Clinical Decision Support Systems: State of the Art (PDF, 184 KB).
Eta S. Berner, Ed.D., University of Alabama at Birmingham
- CDS, when well-designed and implemented, holds great potential to improve health care quality, increase efficiency, and reduce health care costs.
- Failure to attend to CDS alerts and recommendations poses challenges for those developing, implementing, and using CDS.
- Researchers and vendors alike should address cognitive, informatics, structural, and workflow issues to optimize CDS design, implementation, and integration into clinical workflow.
Clinical Practice Improvement and Redesign: How Change in Workflow Can Be Supported by CDS (PDF, 634 KB).
Ben-Tzion Karsh, Ph.D., University of Wisconsin-Madison

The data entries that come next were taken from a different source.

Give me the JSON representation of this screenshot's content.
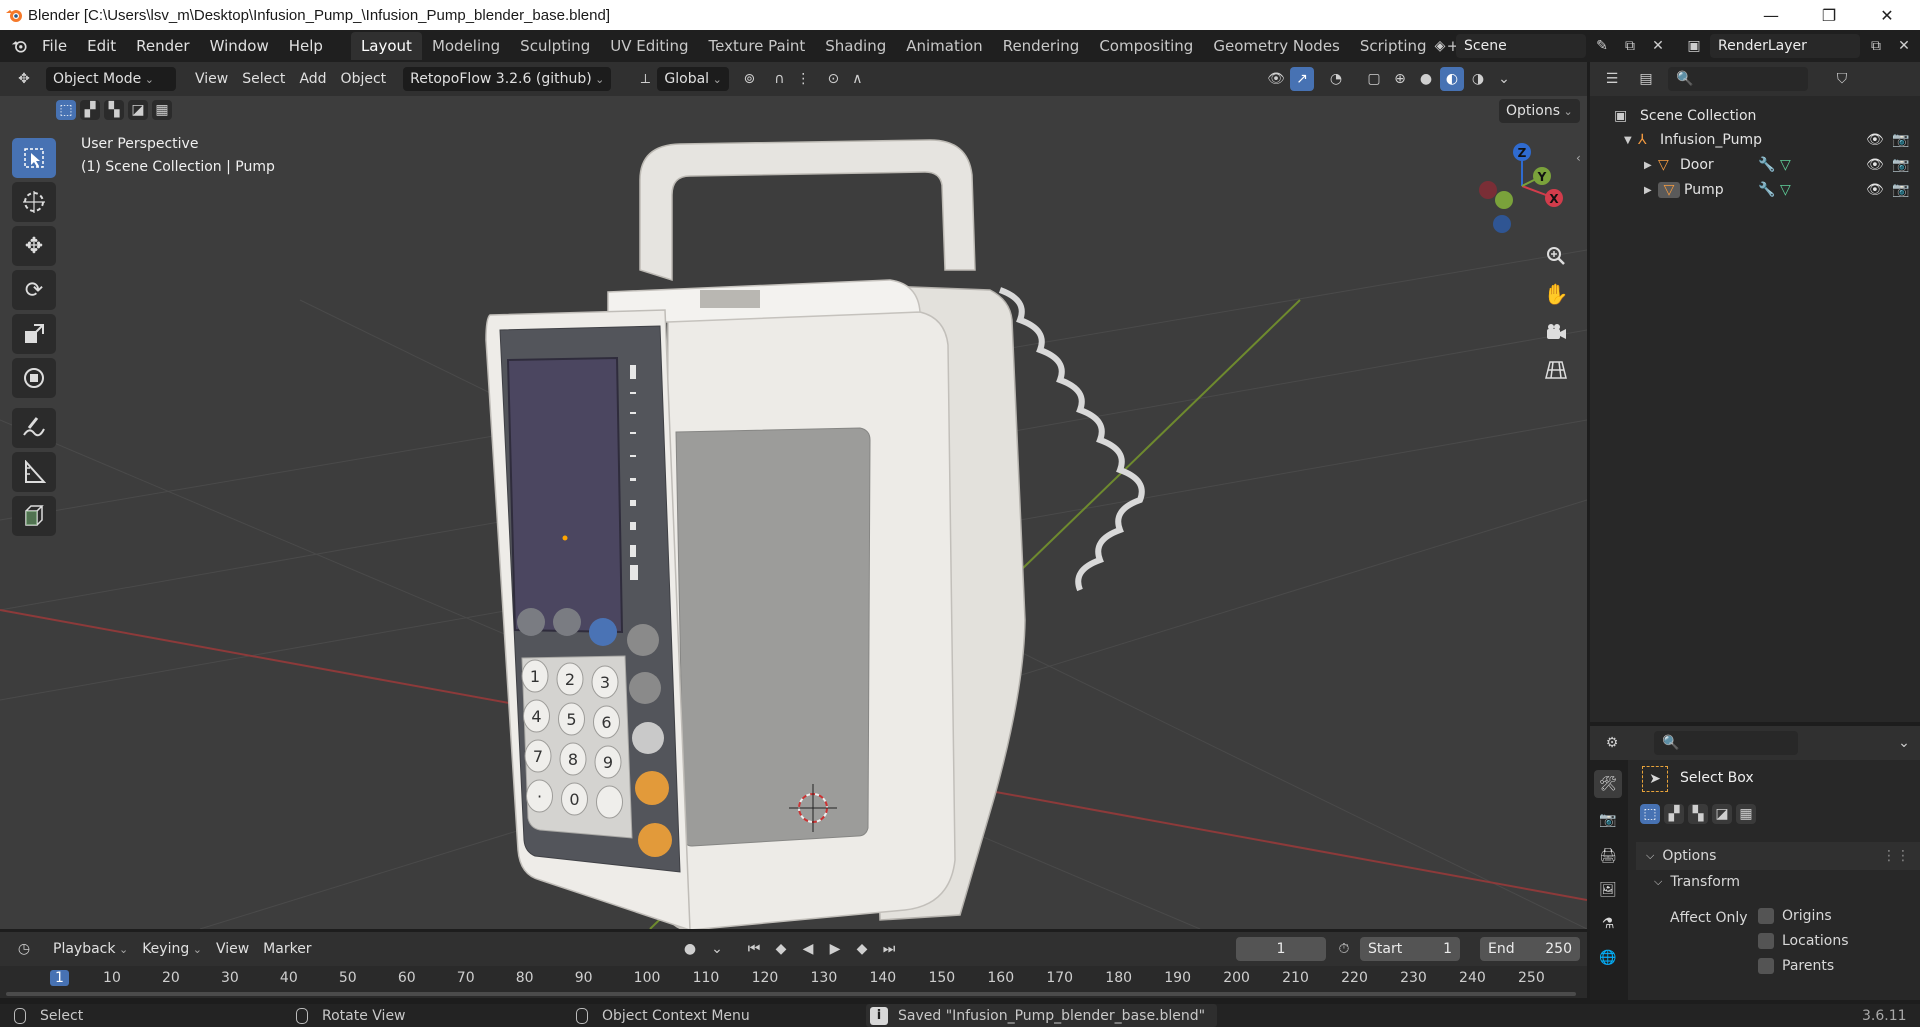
{
  "window": {
    "title": "Blender [C:\\Users\\lsv_m\\Desktop\\Infusion_Pump_\\Infusion_Pump_blender_base.blend]",
    "minimize": "—",
    "restore": "❐",
    "close": "✕"
  },
  "topbar": {
    "menus": [
      "File",
      "Edit",
      "Render",
      "Window",
      "Help"
    ],
    "workspaces": [
      "Layout",
      "Modeling",
      "Sculpting",
      "UV Editing",
      "Texture Paint",
      "Shading",
      "Animation",
      "Rendering",
      "Compositing",
      "Geometry Nodes",
      "Scripting"
    ],
    "active_workspace": "Layout",
    "add_workspace": "+",
    "scene": "Scene",
    "view_layer": "RenderLayer"
  },
  "viewport_header": {
    "mode": "Object Mode",
    "menus": [
      "View",
      "Select",
      "Add",
      "Object"
    ],
    "addon": "RetopoFlow 3.2.6 (github)",
    "orientation": "Global",
    "options": "Options"
  },
  "viewport": {
    "perspective": "User Perspective",
    "collection": "(1) Scene Collection | Pump",
    "gizmo": {
      "x": "X",
      "y": "Y",
      "z": "Z"
    }
  },
  "outliner": {
    "root": "Scene Collection",
    "collection": "Infusion_Pump",
    "objects": [
      "Door",
      "Pump"
    ]
  },
  "properties": {
    "tool_name": "Select Box",
    "options_panel": "Options",
    "transform_panel": "Transform",
    "affect_only": "Affect Only",
    "checkboxes": [
      "Origins",
      "Locations",
      "Parents"
    ]
  },
  "timeline": {
    "menus": [
      "Playback",
      "Keying",
      "View",
      "Marker"
    ],
    "current_frame": "1",
    "start_label": "Start",
    "start": "1",
    "end_label": "End",
    "end": "250",
    "ruler": [
      "1",
      "10",
      "20",
      "30",
      "40",
      "50",
      "60",
      "70",
      "80",
      "90",
      "100",
      "110",
      "120",
      "130",
      "140",
      "150",
      "160",
      "170",
      "180",
      "190",
      "200",
      "210",
      "220",
      "230",
      "240",
      "250"
    ]
  },
  "statusbar": {
    "select": "Select",
    "rotate": "Rotate View",
    "context": "Object Context Menu",
    "message": "Saved \"Infusion_Pump_blender_base.blend\"",
    "version": "3.6.11"
  },
  "pump_screen": {
    "keypad": [
      "1",
      "2",
      "3",
      "4",
      "5",
      "6",
      "7",
      "8",
      "9",
      "·",
      "0",
      ""
    ]
  }
}
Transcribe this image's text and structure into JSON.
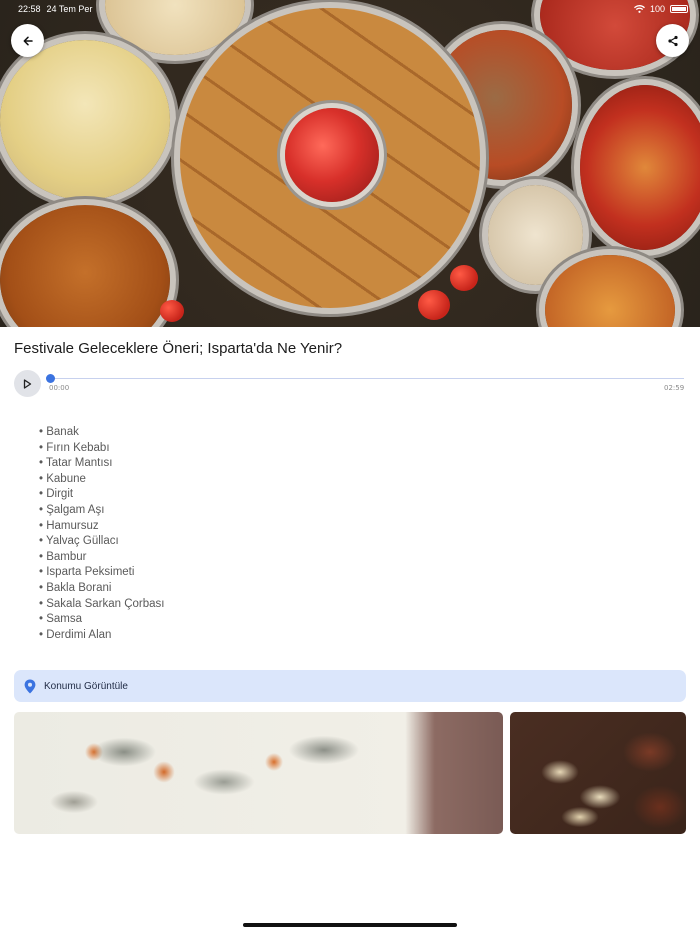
{
  "status_bar": {
    "time": "22:58",
    "date": "24 Tem Per",
    "battery": "100"
  },
  "header": {
    "back_icon": "arrow-left-icon",
    "share_icon": "share-icon"
  },
  "article": {
    "title": "Festivale Geleceklere Öneri; Isparta'da Ne Yenir?"
  },
  "audio": {
    "current_time": "00:00",
    "duration": "02:59",
    "progress": 0,
    "accent_color": "#3b73e0"
  },
  "food_list": [
    "Banak",
    "Fırın Kebabı",
    "Tatar Mantısı",
    "Kabune",
    "Dirgit",
    "Şalgam Aşı",
    "Hamursuz",
    "Yalvaç Güllacı",
    "Bambur",
    "Isparta Peksimeti",
    "Bakla Borani",
    "Sakala Sarkan Çorbası",
    "Samsa",
    "Derdimi Alan"
  ],
  "location": {
    "label": "Konumu Görüntüle",
    "icon": "location-pin-icon",
    "background_color": "#dbe6fb"
  }
}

- The goal of widespread use of CDS in ambulatory care has not yet been realized.
- Successful integration of CDS into clinical workflow requires effort and user involvement.
- There are a range of techniques available to researchers to define and measure workflow fit that will lead to innovations in CDS design and implementation.
- User-centered design approaches can be used by developers and implementers to ensure that CDS works for a range of users, their diverse needs, and in a range of contexts of use.
To further its mission of supporting the use of health information technology (health IT) to drive improvements in health care outcomes, the Agency for Healthcare Research and Quality (AHRQ) is providing online access to the first chapter of Improving Medication Use and Outcomes with Clinical Decision Support: A Step-by-Step Guide, which is designed for implementers of clinical decision support (CDS) tools. Chapter 1 of this new guide outlines foundational elements for applying CDS to medication management, including:
- The 'CDS Five Rights' approach (getting the right information to the right stakeholder, at the right point in workflow, through the right channel, and the right format).
- Steps in the medication management cycle and opportunities for applying CDS to improve medication use and outcomes.
- Current and desired future states of CDS use for medication management.
- An overview of the CDS medication management literature.
To read the first chapter, visit http://healthit.ahrq.gov/cdsguide.
AHRQ produced a series of three podcasts on CDS in late 2009 as a part of its "Healthcare 411" news series. The links to each podcast are provided below:
- Clinical Decision Support - Improving Health Care Quality
October 21, 2009
- Clinical Decision Support White Papers
November 4, 2009
- Clinical Decision Support and Improving Patient Outcomes
November 18, 2009
In November 2008, the American Medical Informatics Association (AMIA) convened a CDS Town Hall Meeting at the request of AHRQ. The meeting aimed to stimulate a discussion of the current CDS environment and options for future efforts to promote CDS adoption.
A summary report on the meeting and its outcomes is available for download. (PDF, 112 KB).
A new report examines the challenges and barriers to implementing clinical decision support (CDS) and found workflow, design and clinician's level of support are just some of the issues that can affect successful CDS implementation. Challenges and Barriers to Clinical Decision Support (CDS) Implementation (PDF, 254 KB) describes the challenges and barriers that AHRQ contractors encountered as part of their CDS demonstration project. These challenges and barriers can be successfully addressed by employing several key strategies, which include utilizing standard data exchange formats, providing clinicians with appropriate training, and modifying CDS to address clinicians' needs.